After winning four gold medals, including two world championship titles for the women’s B2 (Visual acuity of 1/60 to 2/20) category, it is clear that Abbie has not allowed her visual impairment to get in the way of her passion for climbing. As part of the GB Paraclimbing Team, she is now determined to achieve her dream of competing at the Paralympic Games. Alongside her outstanding athleticism, Abbie has attained a degree from the University of Leeds in the UK and is now the Head Climbing Coach at a new climbing center. Raising global awareness for para climbing as well as inspiring others with disabilities to break through stigmas and barriers is another part of her remarkable story.


Abbie is diagnosed with a genetic eye disorder
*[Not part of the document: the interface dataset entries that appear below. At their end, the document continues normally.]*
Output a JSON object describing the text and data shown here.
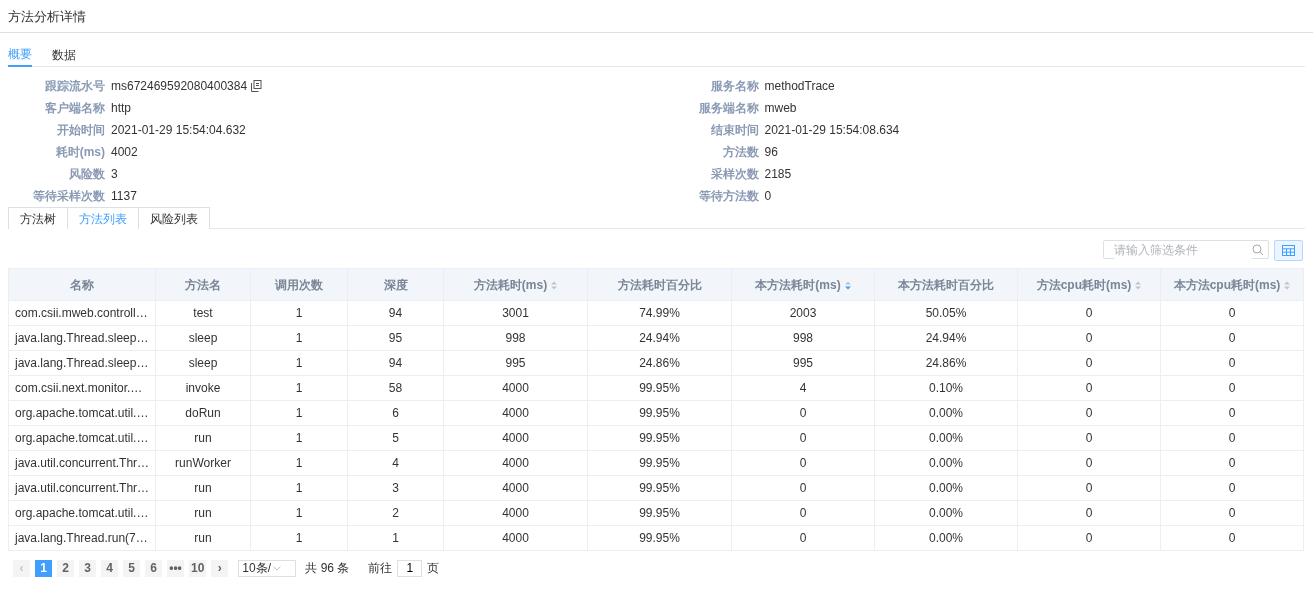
{
  "page_title": "方法分析详情",
  "tabs": [
    {
      "label": "概要",
      "selected": true
    },
    {
      "label": "数据",
      "selected": false
    }
  ],
  "summary_left": [
    {
      "label": "跟踪流水号",
      "value": "ms672469592080400384",
      "copyable": true
    },
    {
      "label": "客户端名称",
      "value": "http",
      "copyable": false
    },
    {
      "label": "开始时间",
      "value": "2021-01-29 15:54:04.632",
      "copyable": false
    },
    {
      "label": "耗时(ms)",
      "value": "4002",
      "copyable": false
    },
    {
      "label": "风险数",
      "value": "3",
      "copyable": false
    },
    {
      "label": "等待采样次数",
      "value": "1137",
      "copyable": false
    }
  ],
  "summary_right": [
    {
      "label": "服务名称",
      "value": "methodTrace"
    },
    {
      "label": "服务端名称",
      "value": "mweb"
    },
    {
      "label": "结束时间",
      "value": "2021-01-29 15:54:08.634"
    },
    {
      "label": "方法数",
      "value": "96"
    },
    {
      "label": "采样次数",
      "value": "2185"
    },
    {
      "label": "等待方法数",
      "value": "0"
    }
  ],
  "sub_tabs": [
    {
      "label": "方法树",
      "selected": false
    },
    {
      "label": "方法列表",
      "selected": true
    },
    {
      "label": "风险列表",
      "selected": false
    }
  ],
  "filter": {
    "placeholder": "请输入筛选条件"
  },
  "table": {
    "columns": [
      {
        "label": "名称",
        "sortable": false
      },
      {
        "label": "方法名",
        "sortable": false
      },
      {
        "label": "调用次数",
        "sortable": false
      },
      {
        "label": "深度",
        "sortable": false
      },
      {
        "label": "方法耗时(ms)",
        "sortable": true,
        "sorted_desc": false
      },
      {
        "label": "方法耗时百分比",
        "sortable": false
      },
      {
        "label": "本方法耗时(ms)",
        "sortable": true,
        "sorted_desc": true
      },
      {
        "label": "本方法耗时百分比",
        "sortable": false
      },
      {
        "label": "方法cpu耗时(ms)",
        "sortable": true,
        "sorted_desc": false
      },
      {
        "label": "本方法cpu耗时(ms)",
        "sortable": true,
        "sorted_desc": false
      }
    ],
    "rows": [
      [
        "com.csii.mweb.controll…",
        "test",
        "1",
        "94",
        "3001",
        "74.99%",
        "2003",
        "50.05%",
        "0",
        "0"
      ],
      [
        "java.lang.Thread.sleep…",
        "sleep",
        "1",
        "95",
        "998",
        "24.94%",
        "998",
        "24.94%",
        "0",
        "0"
      ],
      [
        "java.lang.Thread.sleep…",
        "sleep",
        "1",
        "94",
        "995",
        "24.86%",
        "995",
        "24.86%",
        "0",
        "0"
      ],
      [
        "com.csii.next.monitor.…",
        "invoke",
        "1",
        "58",
        "4000",
        "99.95%",
        "4",
        "0.10%",
        "0",
        "0"
      ],
      [
        "org.apache.tomcat.util.…",
        "doRun",
        "1",
        "6",
        "4000",
        "99.95%",
        "0",
        "0.00%",
        "0",
        "0"
      ],
      [
        "org.apache.tomcat.util.…",
        "run",
        "1",
        "5",
        "4000",
        "99.95%",
        "0",
        "0.00%",
        "0",
        "0"
      ],
      [
        "java.util.concurrent.Thr…",
        "runWorker",
        "1",
        "4",
        "4000",
        "99.95%",
        "0",
        "0.00%",
        "0",
        "0"
      ],
      [
        "java.util.concurrent.Thr…",
        "run",
        "1",
        "3",
        "4000",
        "99.95%",
        "0",
        "0.00%",
        "0",
        "0"
      ],
      [
        "org.apache.tomcat.util.…",
        "run",
        "1",
        "2",
        "4000",
        "99.95%",
        "0",
        "0.00%",
        "0",
        "0"
      ],
      [
        "java.lang.Thread.run(7…",
        "run",
        "1",
        "1",
        "4000",
        "99.95%",
        "0",
        "0.00%",
        "0",
        "0"
      ]
    ]
  },
  "pagination": {
    "pages": [
      {
        "label": "1",
        "selected": true
      },
      {
        "label": "2",
        "selected": false
      },
      {
        "label": "3",
        "selected": false
      },
      {
        "label": "4",
        "selected": false
      },
      {
        "label": "5",
        "selected": false
      },
      {
        "label": "6",
        "selected": false
      },
      {
        "label": "•••",
        "selected": false
      },
      {
        "label": "10",
        "selected": false
      }
    ],
    "prev": "‹",
    "next": "›",
    "page_size": "10条/",
    "total": "共 96 条",
    "goto_label": "前往",
    "goto_value": "1",
    "goto_suffix": "页"
  }
}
In 2015, at the age of seventeen, Abbie was diagnosed with Stargardt Macular Dystrophy, a juvenile form of macular degeneration that causes gradual central vision loss. With limited color and detail vision, she is now reliant on her peripheral vision to navigate the world around her.
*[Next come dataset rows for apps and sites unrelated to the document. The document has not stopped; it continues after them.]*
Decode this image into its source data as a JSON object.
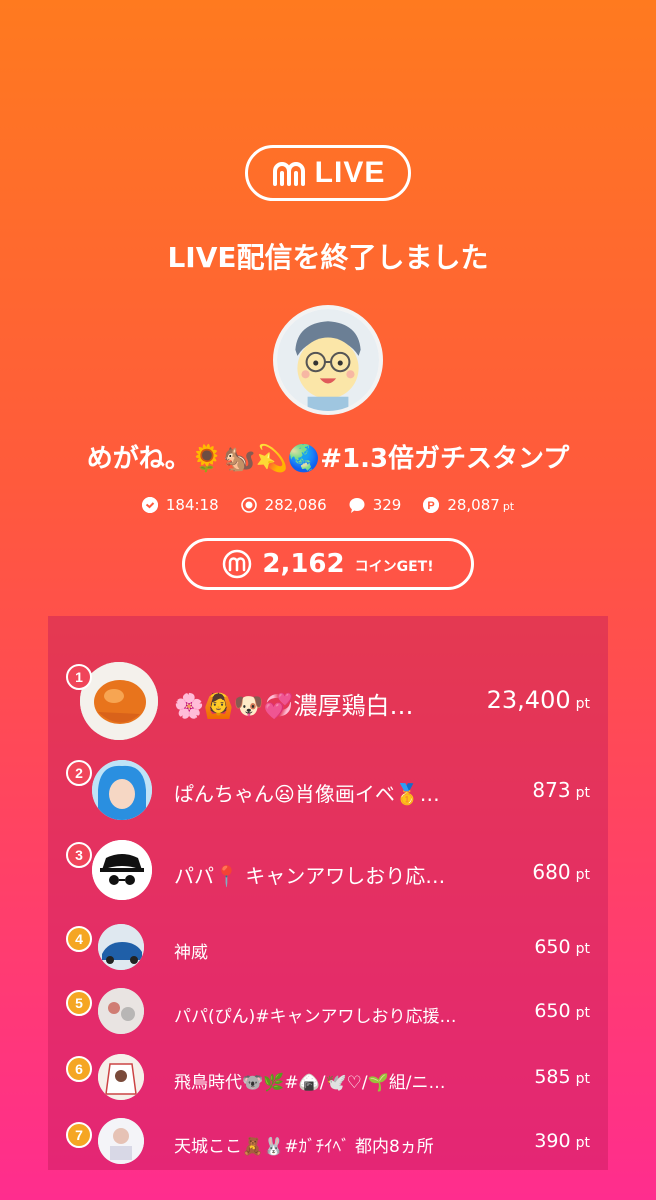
{
  "header": {
    "logo_text": "LIVE",
    "logo_icon": "mixchannel-m-icon"
  },
  "end_title": "LIVE配信を終了しました",
  "streamer": {
    "name": "めがね。🌻🐿️💫🌏#1.3倍ガチスタンプ"
  },
  "stats": {
    "duration": "184:18",
    "viewers": "282,086",
    "comments": "329",
    "points": "28,087",
    "points_unit": "pt"
  },
  "coins": {
    "amount": "2,162",
    "label": "コインGET!"
  },
  "ranking": [
    {
      "rank": "1",
      "name": "🌸🙆🐶💞濃厚鶏白…",
      "points": "23,400",
      "unit": "pt",
      "badge_color": "#F0455A"
    },
    {
      "rank": "2",
      "name": "ぱんちゃん😦肖像画イベ🥇…",
      "points": "873",
      "unit": "pt",
      "badge_color": "#F0455A"
    },
    {
      "rank": "3",
      "name": "パパ📍 キャンアワしおり応…",
      "points": "680",
      "unit": "pt",
      "badge_color": "#F0455A"
    },
    {
      "rank": "4",
      "name": "神威",
      "points": "650",
      "unit": "pt",
      "badge_color": "#F5A623"
    },
    {
      "rank": "5",
      "name": "パパ(ぴん)#キャンアワしおり応援…",
      "points": "650",
      "unit": "pt",
      "badge_color": "#F5A623"
    },
    {
      "rank": "6",
      "name": "飛鳥時代🐨🌿#🍙/🕊️♡/🌱組/ニ…",
      "points": "585",
      "unit": "pt",
      "badge_color": "#F5A623"
    },
    {
      "rank": "7",
      "name": "天城ここ🧸🐰#ｶﾞﾁｲﾍﾞ 都内8ヵ所",
      "points": "390",
      "unit": "pt",
      "badge_color": "#F5A623"
    }
  ]
}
Climbing to new heights

After joining her local climbing club at thirteen, Abbie realized her true passion as well as a skill for the sport. Entering national youth competitions and placing on the podium consecutively at the Scottish Youth Bouldering Championships was the start of an aspirational career. Yet, with her eyesight noticeably deteriorating, she knew that she’d have to adapt in order to carry on the sport she loved. It was at this point that she started going to para climbing events alongside individuals who were facing similar challenges. 
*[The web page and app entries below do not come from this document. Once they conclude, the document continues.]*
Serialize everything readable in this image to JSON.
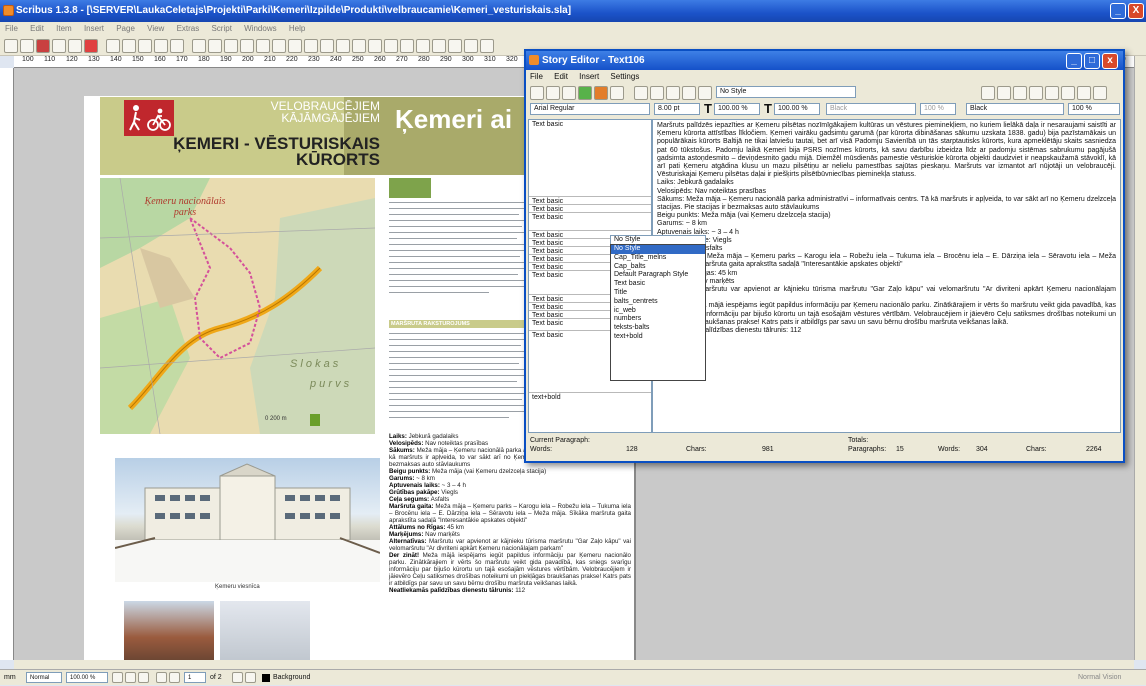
{
  "app": {
    "title": "Scribus 1.3.8 - [\\SERVER\\LaukaCeletajs\\Projekti\\Parki\\Kemeri\\Izpilde\\Produkti\\velbraucamie\\Kemeri_vesturiskais.sla]",
    "minimize": "_",
    "close": "X"
  },
  "menubar": [
    "File",
    "Edit",
    "Item",
    "Insert",
    "Page",
    "View",
    "Extras",
    "Script",
    "Windows",
    "Help"
  ],
  "ruler_h": [
    "100",
    "110",
    "120",
    "130",
    "140",
    "150",
    "160",
    "170",
    "180",
    "190",
    "200",
    "210",
    "220",
    "230",
    "240",
    "250",
    "260",
    "270",
    "280",
    "290",
    "300",
    "310",
    "320",
    "330",
    "340",
    "350",
    "620"
  ],
  "document": {
    "header_top": "VELOBRAUCĒJIEM KĀJĀMGĀJĒJIEM",
    "header_big": "Ķemeri ai",
    "header_sub": "ĶEMERI - VĒSTURISKAIS KŪRORTS",
    "map_title": "Ķemeru nacionālais parks",
    "map_slokas": "S l o k a s",
    "map_purvs": "p u r v s",
    "map_scale": "0     200 m",
    "section_head": "MARŠRUTA RAKSTUROJUMS",
    "photo_caption": "Ķemeru viesnīca",
    "info_lines": [
      {
        "label": "Laiks:",
        "text": " Jebkurā gadalaiks"
      },
      {
        "label": "Velosipēds:",
        "text": " Nav noteiktas prasības"
      },
      {
        "label": "Sākums:",
        "text": " Meža māja – Ķemeru nacionālā parka administratīvi – informatīvais centrs. Tā kā maršruts ir apļveida, to var sākt arī no Ķemeru dzelzceļa stacijas. Pie stacijas ir bezmaksas auto stāvlaukums"
      },
      {
        "label": "Beigu punkts:",
        "text": " Meža māja (vai Ķemeru dzelzceļa stacija)"
      },
      {
        "label": "Garums:",
        "text": " ~ 8 km"
      },
      {
        "label": "Aptuvenais laiks:",
        "text": " ~ 3 – 4 h"
      },
      {
        "label": "Grūtības pakāpe:",
        "text": " Viegls"
      },
      {
        "label": "Ceļa segums:",
        "text": " Asfalts"
      },
      {
        "label": "Maršruta gaita:",
        "text": " Meža māja – Ķemeru parks – Karogu iela – Robežu iela – Tukuma iela – Brocēnu iela – E. Dārziņa iela – Sēravotu iela – Meža māja. Sīkāka maršruta gaita aprakstīta sadaļā \"Interesantākie apskates objekti\""
      },
      {
        "label": "Attālums no Rīgas:",
        "text": " 45 km"
      },
      {
        "label": "Marķējums:",
        "text": " Nav marķēts"
      },
      {
        "label": "Alternatīvas:",
        "text": " Maršrutu var apvienot ar kājnieku tūrisma maršrutu \"Gar Zaļo kāpu\" vai velomaršrutu \"Ar divriteni apkārt Ķemeru nacionālajam parkam\""
      },
      {
        "label": "Der zināt!",
        "text": " Meža mājā iespējams iegūt papildus informāciju par Ķemeru nacionālo parku. Zinātkārajiem ir vērts šo maršrutu veikt gida pavadībā, kas sniegs svarīgu informāciju par bijušo kūrortu un tajā esošajām vēstures vērtībām. Velobraucējiem ir jāievēro Ceļu satiksmes drošības noteikumi un piekļāgas braukšanas prakse! Katrs pats ir atbildīgs par savu un savu bērnu drošību maršruta veikšanas laikā."
      },
      {
        "label": "Neatliekamās palīdzības dienestu tālrunis:",
        "text": " 112"
      }
    ]
  },
  "story_editor": {
    "title": "Story Editor - Text106",
    "menu": [
      "File",
      "Edit",
      "Insert",
      "Settings"
    ],
    "style_field": "No Style",
    "font_field": "Arial Regular",
    "size_field": "8.00 pt",
    "scale_w": "100.00 %",
    "scale_h": "100.00 %",
    "color1": "Black",
    "shade1": "100 %",
    "color2": "Black",
    "shade2": "100 %",
    "paragraph_styles": [
      "Text basic",
      "Text basic",
      "Text basic",
      "Text basic",
      "Text basic",
      "Text basic",
      "Text basic",
      "Text basic",
      "Text basic",
      "Text basic",
      "Text basic",
      "Text basic",
      "Text basic",
      "Text basic",
      "Text basic",
      "text+bold"
    ],
    "style_box_value": "No Style",
    "style_options": [
      "No Style",
      "Cap_Title_melns",
      "Cap_balts",
      "Default Paragraph Style",
      "Text basic",
      "Title",
      "balts_centrets",
      "ic_web",
      "numbers",
      "teksts-balts",
      "text+bold"
    ],
    "text_p1": "Maršruts palīdzēs iepazīties ar Ķemeru pilsētas nozīmīgākajiem kultūras un vēstures pieminekļiem, no kuriem lielākā daļa ir nesaraujami saistīti ar Ķemeru kūrorta attīstības līkločiem. Ķemeri vairāku gadsimtu garumā (par kūrorta dibināšanas sākumu uzskata 1838. gadu) bija pazīstamākais un populārākais kūrorts Baltijā ne tikai latviešu tautai, bet arī visā Padomju Savienībā un tās starptautisks kūrorts, kura apmeklētāju skaits sasniedza pat 60 tūkstošus. Padomju laikā Ķemeri bija PSRS nozīmes kūrorts, kā savu darbību izbeidza līdz ar padomju sistēmas sabrukumu pagājušā gadsimta astoņdesmito – deviņdesmito gadu mijā. Diemžēl mūsdienās pamestie vēsturiskie kūrorta objekti daudzviet ir neapskaužamā stāvoklī, kā arī pati Ķemeru atgādina klusu un mazu pilsētiņu ar nelielu pamestības sajūtas pieskaņu. Maršruts var izmantot arī nūjotāji un velobraucēji. Vēsturiskajai Ķemeru pilsētas daļai ir piešķirts pilsētbūvniecības pieminekļa statuss.",
    "text_p2": "Laiks: Jebkurā gadalaiks",
    "text_p3": "Velosipēds: Nav noteiktas prasības",
    "text_p4": "Sākums: Meža māja – Ķemeru nacionālā parka administratīvi – informatīvais centrs. Tā kā maršruts ir apļveida, to var sākt arī no Ķemeru dzelzceļa stacijas. Pie stacijas ir bezmaksas auto stāvlaukums",
    "text_p5": "Beigu punkts: Meža māja (vai Ķemeru dzelzceļa stacija)",
    "text_p6": "Garums: ~ 8 km",
    "text_p7": "Aptuvenais laiks: ~ 3 – 4 h",
    "text_p8": "Grūtības pakāpe: Viegls",
    "text_p9": "Ceļa segums: Asfalts",
    "text_p10": "Maršruta gaita: Meža māja – Ķemeru parks – Karogu iela – Robežu iela – Tukuma iela – Brocēnu iela – E. Dārziņa iela – Sēravotu iela – Meža māja. Sīkāka maršruta gaita aprakstīta sadaļā \"Interesantākie apskates objekti\"",
    "text_p11": "Attālums no Rīgas: 45 km",
    "text_p12": "Marķējums: Nav marķēts",
    "text_p13": "Alternatīvas: Maršrutu var apvienot ar kājnieku tūrisma maršrutu \"Gar Zaļo kāpu\" vai velomaršrutu \"Ar divriteni apkārt Ķemeru nacionālajam parkam\"",
    "text_p14": "Der zināt! Meža mājā iespējams iegūt papildus informāciju par Ķemeru nacionālo parku. Zinātkārajiem ir vērts šo maršrutu veikt gida pavadībā, kas sniegs svarīgu informāciju par bijušo kūrortu un tajā esošajām vēstures vērtībām. Velobraucējiem ir jāievēro Ceļu satiksmes drošības noteikumi un piesardzīgas braukšanas prakse! Katrs pats ir atbildīgs par savu un savu bērnu drošību maršruta veikšanas laikā.",
    "text_p15": "Neatliekamās palīdzības dienestu tālrunis: 112",
    "status_current": "Current Paragraph:",
    "status_words_label": "Words:",
    "status_words": "128",
    "status_chars_label": "Chars:",
    "status_chars": "981",
    "status_totals": "Totals:",
    "status_paragraphs_label": "Paragraphs:",
    "status_paragraphs": "15",
    "status_twords_label": "Words:",
    "status_twords": "304",
    "status_tchars_label": "Chars:",
    "status_tchars": "2264"
  },
  "statusbar": {
    "unit": "mm",
    "mode": "Normal",
    "zoom": "100.00 %",
    "page": "1",
    "page_of": "of 2",
    "layer": "Background",
    "right_mode": "Normal Vision"
  },
  "colors": {
    "title_blue": "#1b53c9",
    "header_olive": "#c9cb8a",
    "logo_red": "#c0272d",
    "selection_blue": "#316ac5"
  }
}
Never one to give up, Abbie continued to strengthen her climbing technique and push her abilities. Her sheer dedication paid off as at the British Mountaineering Council national para climbing event in 2018, she was invited to join the GB para climbing team and has competed for them for the past three years. She plans to compete in the International Federation of Sport Climbing (IFSC) Paraclimbing World championships in September and the IFSC World Cup in October if current travel restrictions allow.


Aside from her exceptional accomplishments in climbing, she has recently graduated from the University of Leeds with a digital media degree and has secured her first job as   Head Climbing Coach at Flashpoint in Swindon.

Abbie’s new life with the OrCam MyEye

Partnering with OrCam Technologies, Abbie received the wearable OrCam MyEye device to help her complete tasks more efficiently and confidently. This life-changing AI device has significantly improved her ability to overcome the everyday challenges that are faced by individuals with low vision or visual impairment.


As the most advanced AI assistive technology, the OrCam MyEye device is able to read full pages or screens of text aloud from any print or digital surface, including books, computers, and smartphones. The technology has empowered Abbie to read large amounts of text, a necessity whilst she attended university. Without the device, she previously suffered from headaches and eye strain whilst reading academic books and revision guides. 


Currently, Abbie uses the OrCam MyEye as she works from home in her exciting new coaching job. The technology allows her to write training programs and read up on the latest coaching research with ease, in turn, enhancing her ability as a coach. Similarly, identifying product ingredients in supermarkets, reading menus in low-lit restaurants, as well as menu boards at the back of cafes has become substantially less time-consuming for her with the OrCam MyEye. 


The OrCam MyEye will be particularly important as she travels later in 2021 to the IFSC Paraclimbing World Championships in Moscow as well as the World Cup in Salt Lake City, USA. 


Abbie explains: “If I’m traveling, and especially when I am in unfamiliar places, I definitely realize my vision impairment. So the OrCam MyEye will certainly come in handy when reading signs and navigating around foreign countries. Also, the last thing you want at competition settings is to get lost or to feel like you don’t know where you are going. Knowing that I will have that extra support will definitely take some of the pressure off and allow me to focus on training.”


Abbie concludes: “Reading has been something I’ve always struggled with, so to have that feeling of freedom and independence from the OrCam MyEye is absolutely priceless.”